For a very, very fast overview of possible cost---mainly from dropping terms into Google---, consider the following, but also consider that this paper---and this general outline cost---is not the cost of merely one movie. This is the combined cost of as many movies that you, or you and a team, can make in as short a time as you wish to make those movies.
A middle to high end gaming quality computer: $4,000
Private small audio recording studio: $3,000---This being again, a very, very fast overview, but actually probably high priced estimate.
Gaming Software: $0 to ~$1,500, and even just a share of profits from a successful project.
3D modelling software: $0 to $4,000
Film production and editing software: ~$50 to ~$2,000
Altogether, very roughly, for $7,000 to $14,000 one can have and operate an entire film production system, and use that system to make many movies rather than just one movie. Now the nasty bit of reality, such as it is: You and anyone you work with still have to eat and have somewhere to live and where is that computer going to be located. The reality of this system is that the biggest ongoing cost is going to be paying you and other individuals and paying the entertainment lawyer. The next biggest required item becomes the movie script to make a movie, and having that script, and we of the Collective foresee no problem coming up with several hundred scripts . . . .

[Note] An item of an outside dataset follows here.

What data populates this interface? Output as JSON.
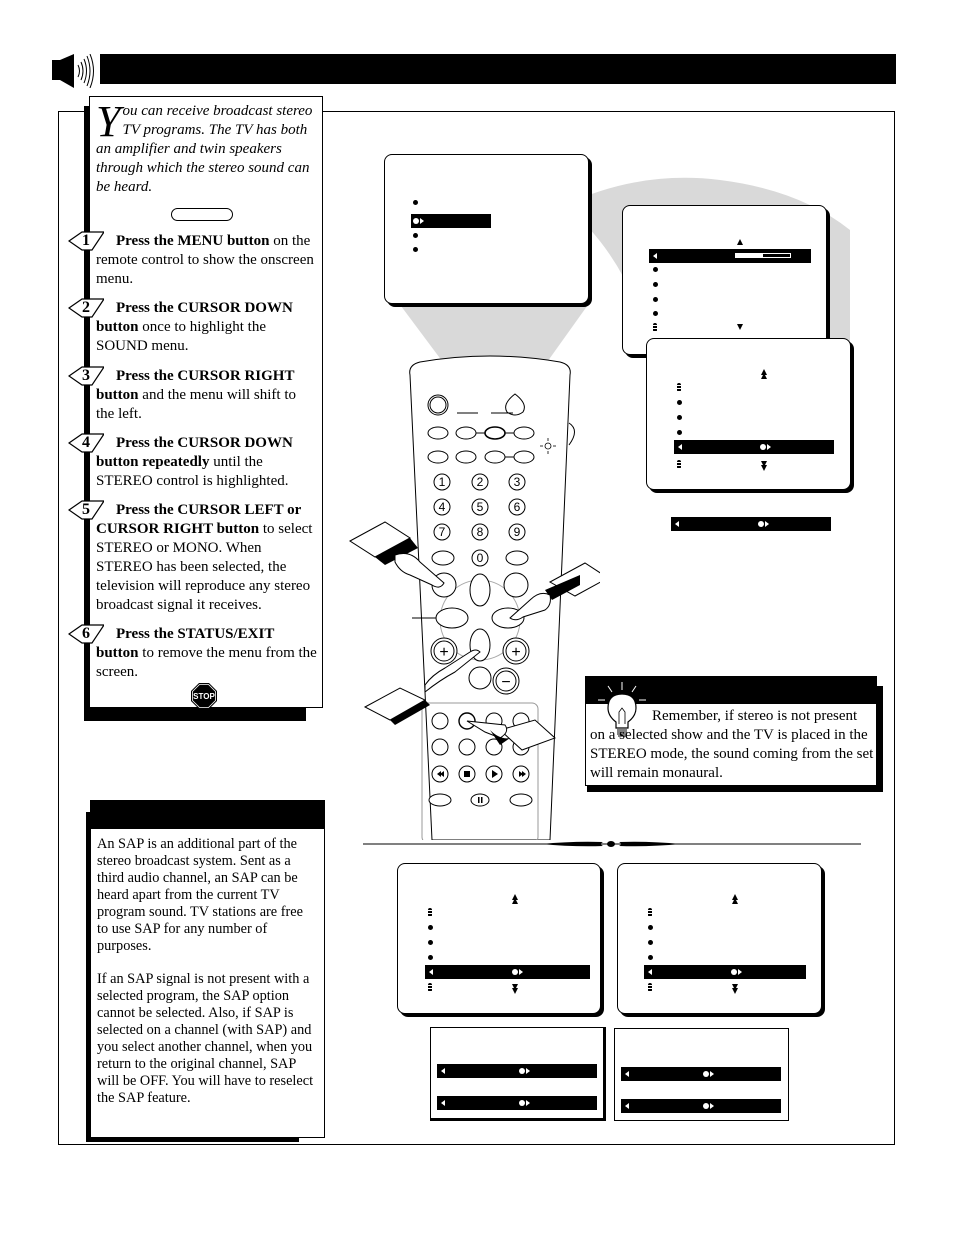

On our part, to keep the bills paid, we work full time doing other stuff. Personal research and projects thus have to get scheduled in among everything else, and we also keep having to stop and sleep now and then. Some of the items needed get expensive, and the paid work does get swamped, so on one hand what is needed can get paid for in time, but also that research winds up getting done intermittently.

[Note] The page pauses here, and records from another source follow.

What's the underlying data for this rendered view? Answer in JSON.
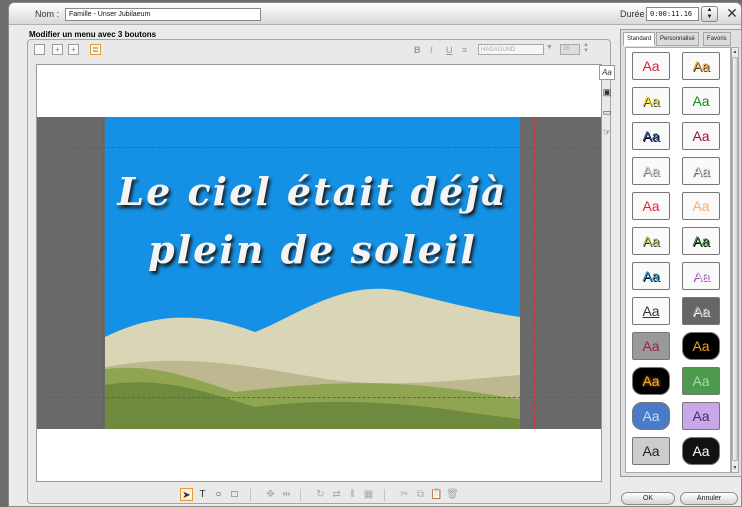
{
  "header": {
    "name_label": "Nom :",
    "name_value": "Famille - Unser Jubilaeum",
    "duration_label": "Durée :",
    "duration_value": "0:00:11.16",
    "close_glyph": "✕"
  },
  "editor": {
    "title": "Modifier un menu avec 3 boutons",
    "format_bold": "B",
    "format_italic": "I",
    "format_underline": "U",
    "format_align": "≡",
    "font_value": "HADAGUND",
    "size_value": "36"
  },
  "canvas": {
    "line1": "Le ciel était déjà",
    "line2": "plein de soleil",
    "colors": {
      "sky": "#1490e4",
      "hill_far": "#d9d6b8",
      "hill_mid": "#bdb88f",
      "grass_light": "#8fa552",
      "grass_dark": "#6f8a3e",
      "border": "#696969",
      "guide": "#e02a2a"
    }
  },
  "bottom_tools": [
    {
      "name": "select-tool-icon",
      "glyph": "➤"
    },
    {
      "name": "text-tool-icon",
      "glyph": "T"
    },
    {
      "name": "ellipse-tool-icon",
      "glyph": "○"
    },
    {
      "name": "rectangle-tool-icon",
      "glyph": "□"
    },
    {
      "name": "move-icon",
      "glyph": "✥"
    },
    {
      "name": "distribute-icon",
      "glyph": "⇹"
    },
    {
      "name": "rotate-icon",
      "glyph": "↻"
    },
    {
      "name": "flip-icon",
      "glyph": "⇄"
    },
    {
      "name": "align-icon",
      "glyph": "⫴"
    },
    {
      "name": "grid-icon",
      "glyph": "▦"
    },
    {
      "name": "cut-icon",
      "glyph": "✂"
    },
    {
      "name": "copy-icon",
      "glyph": "⧉"
    },
    {
      "name": "paste-icon",
      "glyph": "📋"
    },
    {
      "name": "delete-icon",
      "glyph": "🗑"
    }
  ],
  "side_tools": [
    {
      "name": "text-style-icon",
      "glyph": "Aa"
    },
    {
      "name": "image-icon",
      "glyph": "▣"
    },
    {
      "name": "frame-icon",
      "glyph": "▭"
    },
    {
      "name": "button-link-icon",
      "glyph": "☞"
    }
  ],
  "styles_panel": {
    "tabs": [
      "Standard",
      "Personnalisé",
      "Favoris"
    ],
    "sample": "Aa"
  },
  "buttons": {
    "ok": "OK",
    "cancel": "Annuler"
  }
}
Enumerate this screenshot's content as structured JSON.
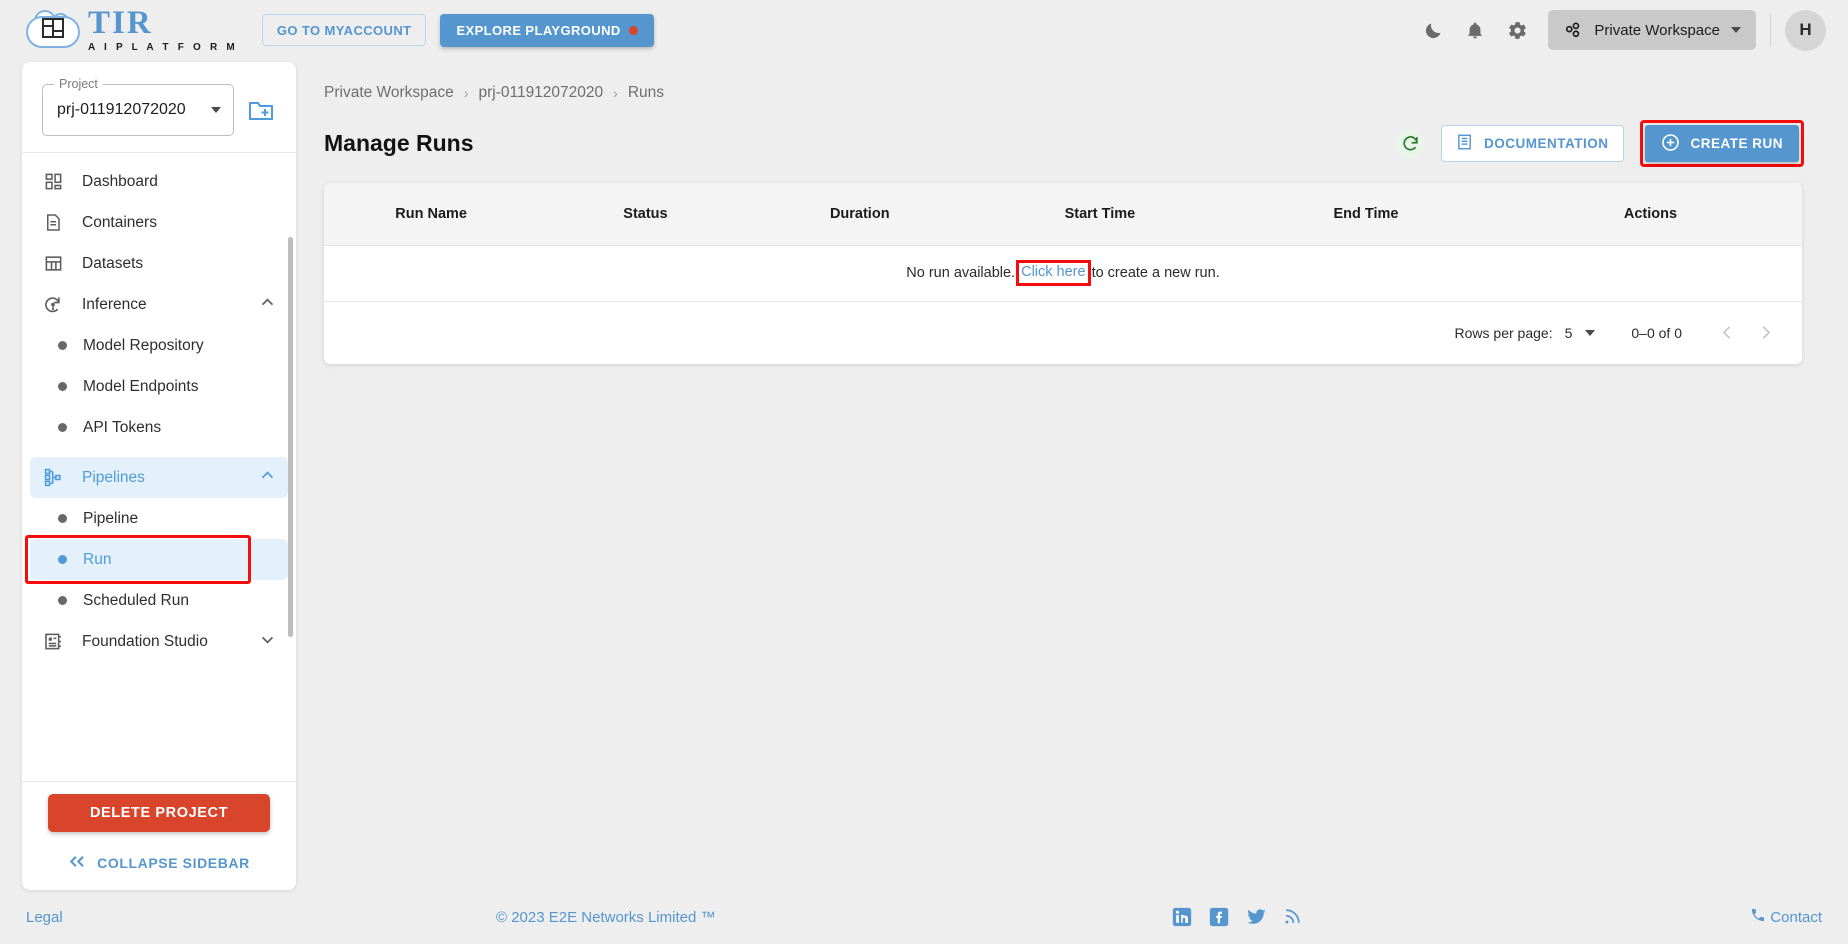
{
  "topbar": {
    "logo": {
      "title": "TIR",
      "subtitle": "A I   P L A T F O R M",
      "icon": "tir-cloud-logo"
    },
    "myaccount_label": "GO TO MYACCOUNT",
    "playground_label": "EXPLORE PLAYGROUND",
    "icons": [
      "moon-icon",
      "bell-icon",
      "gear-icon"
    ],
    "workspace_label": "Private Workspace",
    "avatar_initial": "H"
  },
  "sidebar": {
    "project": {
      "legend": "Project",
      "value": "prj-011912072020"
    },
    "new_project_icon": "folder-add-icon",
    "items": [
      {
        "label": "Dashboard",
        "icon": "dashboard-icon",
        "type": "item"
      },
      {
        "label": "Containers",
        "icon": "document-icon",
        "type": "item"
      },
      {
        "label": "Datasets",
        "icon": "grid-icon",
        "type": "item"
      },
      {
        "label": "Inference",
        "icon": "inference-icon",
        "type": "group",
        "expanded": true
      },
      {
        "label": "Model Repository",
        "type": "sub"
      },
      {
        "label": "Model Endpoints",
        "type": "sub"
      },
      {
        "label": "API Tokens",
        "type": "sub"
      },
      {
        "label": "Pipelines",
        "icon": "pipeline-icon",
        "type": "group",
        "expanded": true,
        "active": true
      },
      {
        "label": "Pipeline",
        "type": "sub"
      },
      {
        "label": "Run",
        "type": "sub",
        "selected": true,
        "highlighted": true
      },
      {
        "label": "Scheduled Run",
        "type": "sub"
      },
      {
        "label": "Foundation Studio",
        "icon": "studio-icon",
        "type": "group",
        "expanded": false
      }
    ],
    "delete_label": "DELETE PROJECT",
    "collapse_label": "COLLAPSE SIDEBAR"
  },
  "main": {
    "breadcrumb": [
      "Private Workspace",
      "prj-011912072020",
      "Runs"
    ],
    "breadcrumb_separator": "›",
    "page_title": "Manage Runs",
    "refresh_icon": "refresh-icon",
    "documentation_label": "DOCUMENTATION",
    "create_run_label": "CREATE RUN",
    "table": {
      "columns": [
        "Run Name",
        "Status",
        "Duration",
        "Start Time",
        "End Time",
        "Actions"
      ],
      "rows": [],
      "empty_prefix": "No run available.",
      "empty_link": "Click here",
      "empty_suffix": "to create a new run."
    },
    "pagination": {
      "rows_per_page_label": "Rows per page:",
      "rows_per_page_value": "5",
      "range_label": "0–0 of 0",
      "prev_icon": "chevron-left-icon",
      "next_icon": "chevron-right-icon"
    }
  },
  "footer": {
    "legal": "Legal",
    "copyright": "© 2023 E2E Networks Limited ™",
    "social": [
      "linkedin-icon",
      "facebook-icon",
      "twitter-icon",
      "rss-icon"
    ],
    "contact": "Contact"
  },
  "colors": {
    "accent": "#5596cf",
    "danger": "#d9452b",
    "highlight": "#f50c0c",
    "sidebar_active_bg": "#e4f1fb"
  }
}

James Cameron's Avatar cost somewhere in the range of $300 million for one single extensively computer animated movie. For the system outlined in this paper, even just a few hundred thousand could start an entire production system and fund it for rather a long time. Our ideal situation would get so much cash up front, and an entertainment lawyer on retainer, that we could disappear into a corner with notes and computer and crank out movies and not have to notice how bleak the economy and how to keep the bills paid. Considering a guaranteed audience for some projects---Shakespeare, to name just one---regardless of how bleak the economy, a series of well made but very inexpensive movies should manage a profit, so even an up front pile of cash could make money for an investor.
Robert Rodriguez made El Mariachi with $7,000, as he tells in his book Rebel Without A Crew. On an other hand, Rodriguez followed up with Desperado for a budget of about $7 million and Once Upon A Time In Mexico for about $29 million. By contrast, this proposal goes even further by staying with the video game engine as the ongoing tool and thus keeping the costs, and efforts needed, at a much greater minimum.
In turn, and completely independent of anyone's filmmaking, a video game engine company's R&D will continue to develop and upgrade to match greater and greater demand for greater and greater features and detail in video games---and this proposal expects to very easily piggyback upon those improvements to also create greater and greater subtlety for basically the same cost and return.
And with investment and support, the A) creation of that production system will get done a lot sooner than otherwise, and B) a lot of movies can get cranked out, and C) several teams of filmmakers can go out and about to beat the drum, tell the stories, play with all the ideas . . . . . .
We thank you for your time, and we look forward to hearing your reactions . . . .